Entries from a dataset of interfaces:
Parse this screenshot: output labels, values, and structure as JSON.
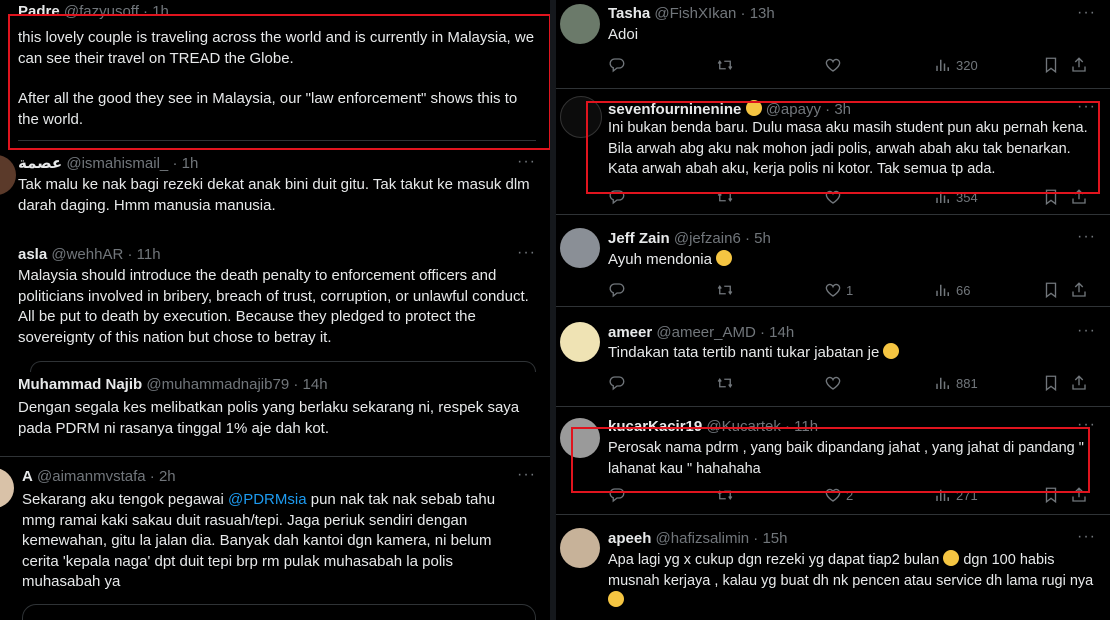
{
  "left": [
    {
      "name": "Padre",
      "handle": "@fazyusoff",
      "time": "1h",
      "paras": [
        "this lovely couple is traveling across the world and is currently in Malaysia, we can see their travel on TREAD the Globe.",
        "After all the good they see in Malaysia, our \"law enforcement\" shows this to the world."
      ]
    },
    {
      "name": "عصمة",
      "handle": "@ismahismail_",
      "time": "1h",
      "text": "Tak malu ke nak bagi rezeki dekat anak bini duit gitu. Tak takut ke masuk dlm darah daging. Hmm manusia manusia."
    },
    {
      "name": "asla",
      "handle": "@wehhAR",
      "time": "11h",
      "text": "Malaysia should introduce the death penalty to enforcement officers and politicians involved in bribery, breach of trust, corruption, or unlawful conduct. All  be put to death by execution. Because they pledged to protect the sovereignty of this nation but chose to betray it."
    },
    {
      "name": "Muhammad Najib",
      "handle": "@muhammadnajib79",
      "time": "14h",
      "text": "Dengan segala kes melibatkan polis yang berlaku sekarang ni, respek saya pada PDRM ni rasanya tinggal 1% aje dah kot."
    },
    {
      "name": "A",
      "handle": "@aimanmvstafa",
      "time": "2h",
      "text_before": "Sekarang aku tengok pegawai ",
      "mention": "@PDRMsia",
      "text_after": " pun nak tak nak sebab tahu mmg ramai kaki sakau duit rasuah/tepi. Jaga periuk sendiri dengan kemewahan, gitu la jalan dia. Banyak dah kantoi dgn kamera, ni belum cerita 'kepala naga' dpt duit tepi brp rm pulak muhasabah la polis muhasabah ya"
    }
  ],
  "right": [
    {
      "name": "Tasha",
      "handle": "@FishXIkan",
      "time": "13h",
      "text": "Adoi",
      "likes": "",
      "views": "320"
    },
    {
      "name": "sevenfourninenine",
      "handle": "@apayy",
      "time": "3h",
      "text": "Ini bukan benda baru. Dulu masa aku masih student pun aku pernah kena. Bila arwah abg aku nak mohon jadi polis, arwah abah aku tak benarkan. Kata arwah abah aku, kerja polis ni kotor. Tak semua tp ada.",
      "likes": "",
      "views": "354"
    },
    {
      "name": "Jeff Zain",
      "handle": "@jefzain6",
      "time": "5h",
      "text": "Ayuh mendonia",
      "likes": "1",
      "views": "66"
    },
    {
      "name": "ameer",
      "handle": "@ameer_AMD",
      "time": "14h",
      "text": "Tindakan tata tertib nanti tukar jabatan je",
      "likes": "",
      "views": "881"
    },
    {
      "name": "kucarKacir19",
      "handle": "@Kucartek",
      "time": "11h",
      "text": "Perosak nama pdrm , yang baik dipandang jahat , yang jahat di pandang \" lahanat kau \" hahahaha",
      "likes": "2",
      "views": "271"
    },
    {
      "name": "apeeh",
      "handle": "@hafizsalimin",
      "time": "15h",
      "text_a": "Apa lagi yg x cukup dgn rezeki yg dapat tiap2 bulan ",
      "text_b": " dgn 100 habis musnah kerjaya , kalau yg buat dh nk pencen atau service dh lama rugi nya"
    }
  ],
  "more_glyph": "···",
  "colors": {
    "background": "#000000",
    "text": "#e7e9ea",
    "muted": "#71767b",
    "link": "#1d9bf0",
    "highlight_box": "#e0141e",
    "divider": "#2f3336"
  },
  "icons": [
    "reply-icon",
    "retweet-icon",
    "like-icon",
    "views-icon",
    "bookmark-icon",
    "share-icon",
    "more-icon"
  ]
}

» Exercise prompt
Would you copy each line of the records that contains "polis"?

» Answer box
      "text": "Dengan segala kes melibatkan polis yang berlaku sekarang ni, respek saya pada PDRM ni rasanya tinggal 1% aje dah kot."
      "text_after": " pun nak tak nak sebab tahu mmg ramai kaki sakau duit rasuah/tepi. Jaga periuk sendiri dengan kemewahan, gitu la jalan dia. Banyak dah kantoi dgn kamera, ni belum cerita 'kepala naga' dpt duit tepi brp rm pulak muhasabah la polis muhasabah ya"
      "text": "Ini bukan benda baru. Dulu masa aku masih student pun aku pernah kena. Bila arwah abg aku nak mohon jadi polis, arwah abah aku tak benarkan. Kata arwah abah aku, kerja polis ni kotor. Tak semua tp ada.",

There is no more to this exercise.